■ HOW TO COMPLETE THIS TASK:
Where the records contain images, omit them, and repeat everything else word for word.

┄┄┄┄┄┄┄┄┄┄┄┄┄┄┄┄┄┄┄┄

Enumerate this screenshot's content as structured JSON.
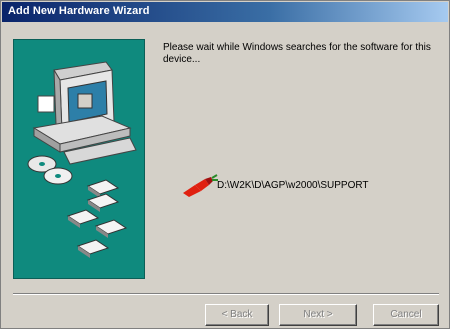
{
  "window": {
    "title": "Add New Hardware Wizard"
  },
  "main": {
    "message": "Please wait while Windows searches for the software for this device...",
    "search_path": "D:\\W2K\\D\\AGP\\w2000\\SUPPORT"
  },
  "buttons": {
    "back": "< Back",
    "next": "Next >",
    "cancel": "Cancel"
  },
  "colors": {
    "titlebar": "#0a246a",
    "panel": "#0f8a7e",
    "dialog": "#d4d0c8",
    "flashlight": "#e02010"
  }
}
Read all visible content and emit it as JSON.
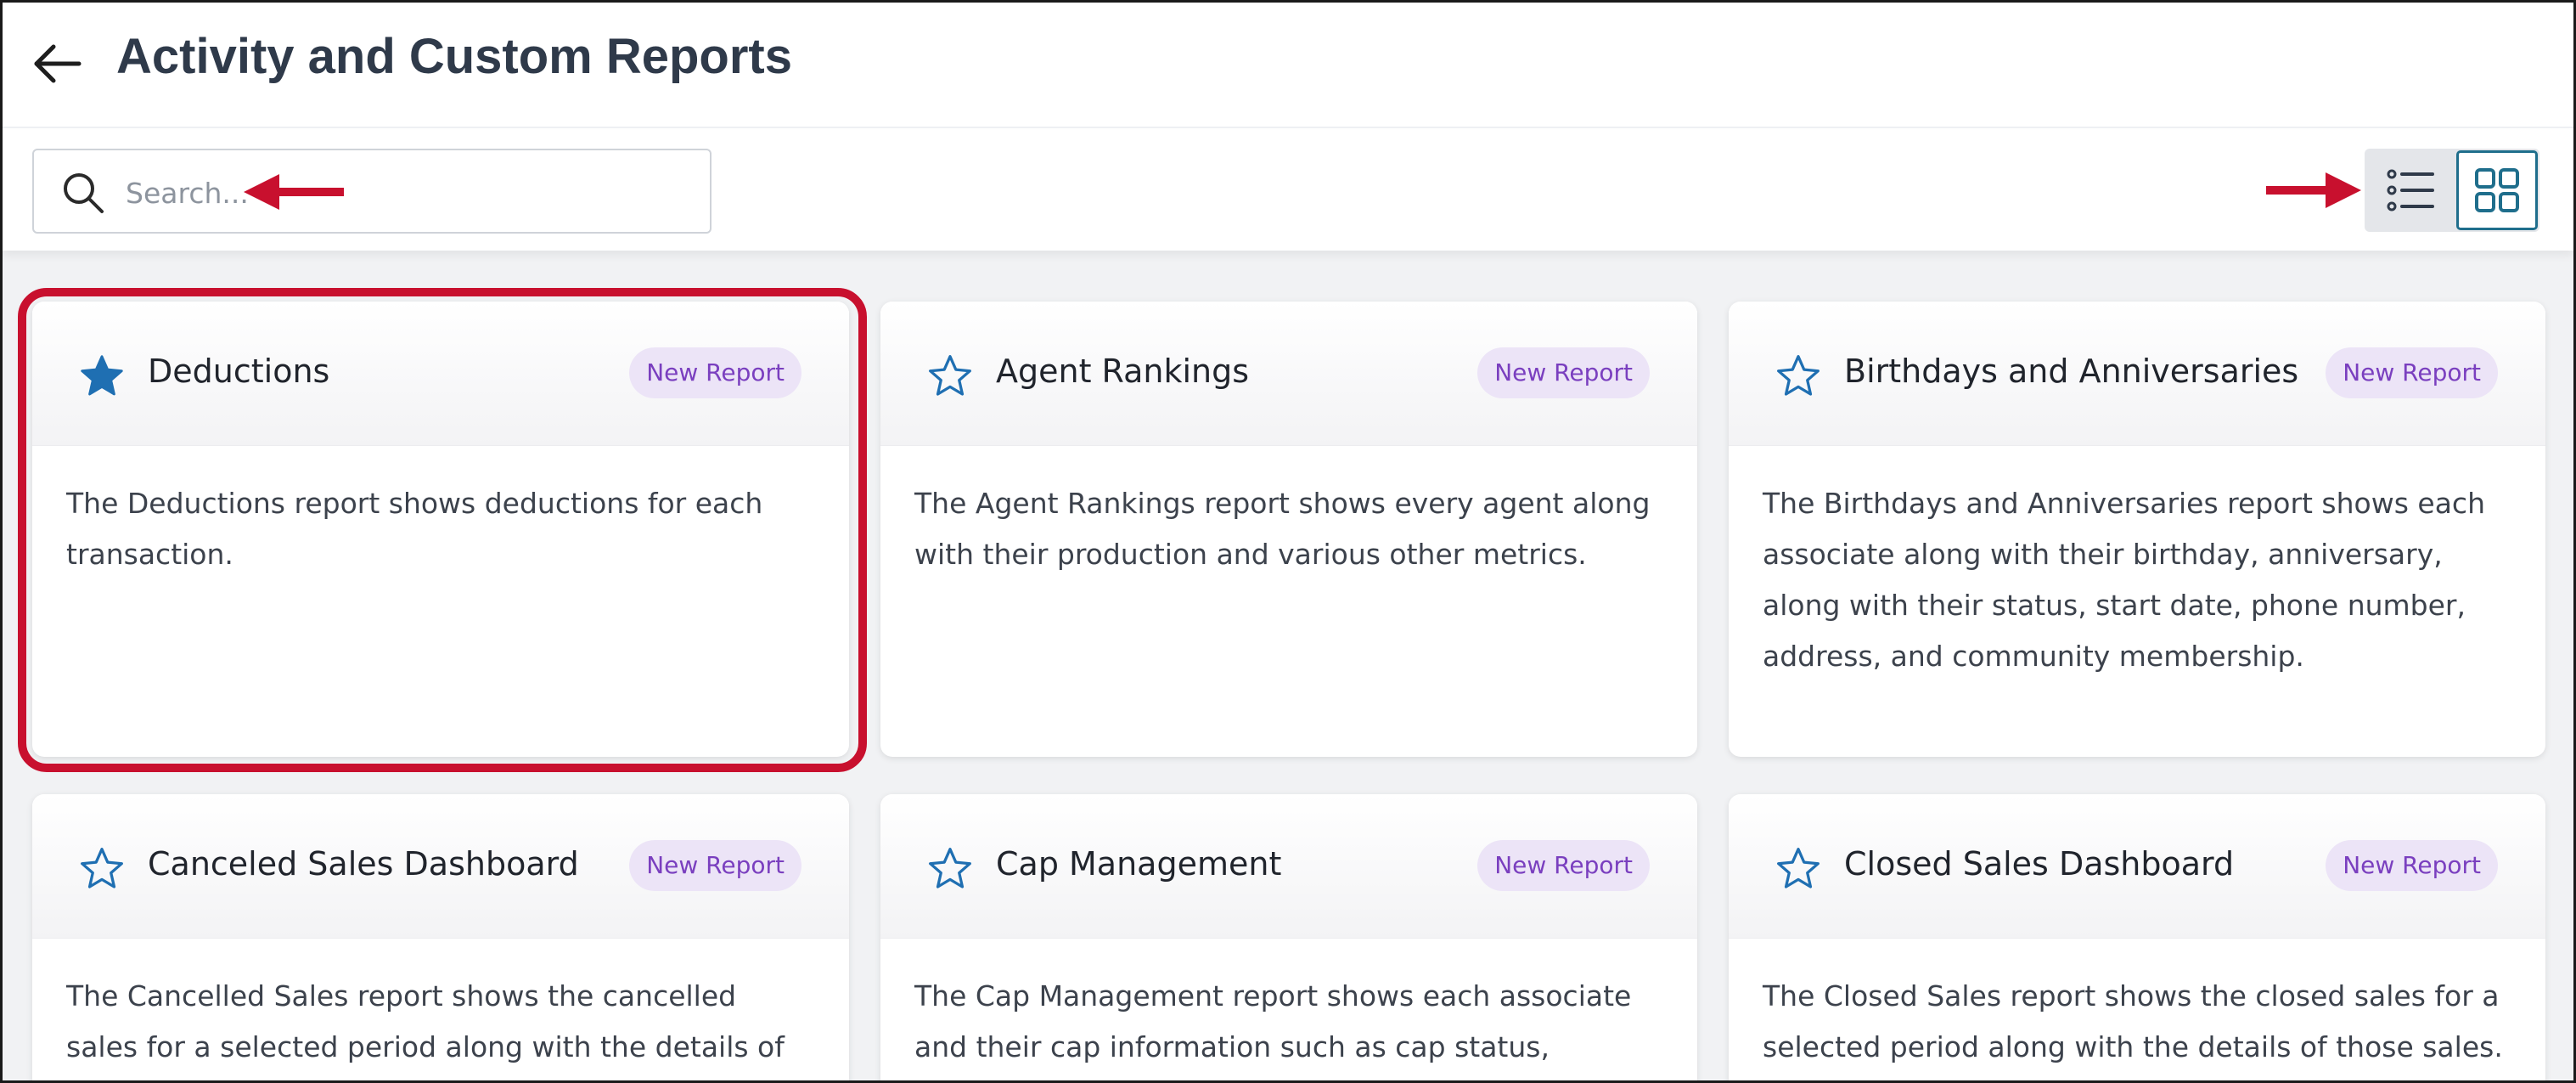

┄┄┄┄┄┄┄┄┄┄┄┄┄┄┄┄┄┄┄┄

■ WRITTEN ANSWER:
Enumerate this screenshot's content as structured JSON.
{
  "window": {
    "title": "Add New Hardware Wizard"
  },
  "main": {
    "message": "Please wait while Windows searches for the software for this device...",
    "search_path": "D:\\W2K\\D\\AGP\\w2000\\SUPPORT"
  },
  "buttons": {
    "back": "< Back",
    "next": "Next >",
    "cancel": "Cancel"
  },
  "colors": {
    "titlebar": "#0a246a",
    "panel": "#0f8a7e",
    "dialog": "#d4d0c8",
    "flashlight": "#e02010"
  }
}
Read all visible content and emit it as JSON.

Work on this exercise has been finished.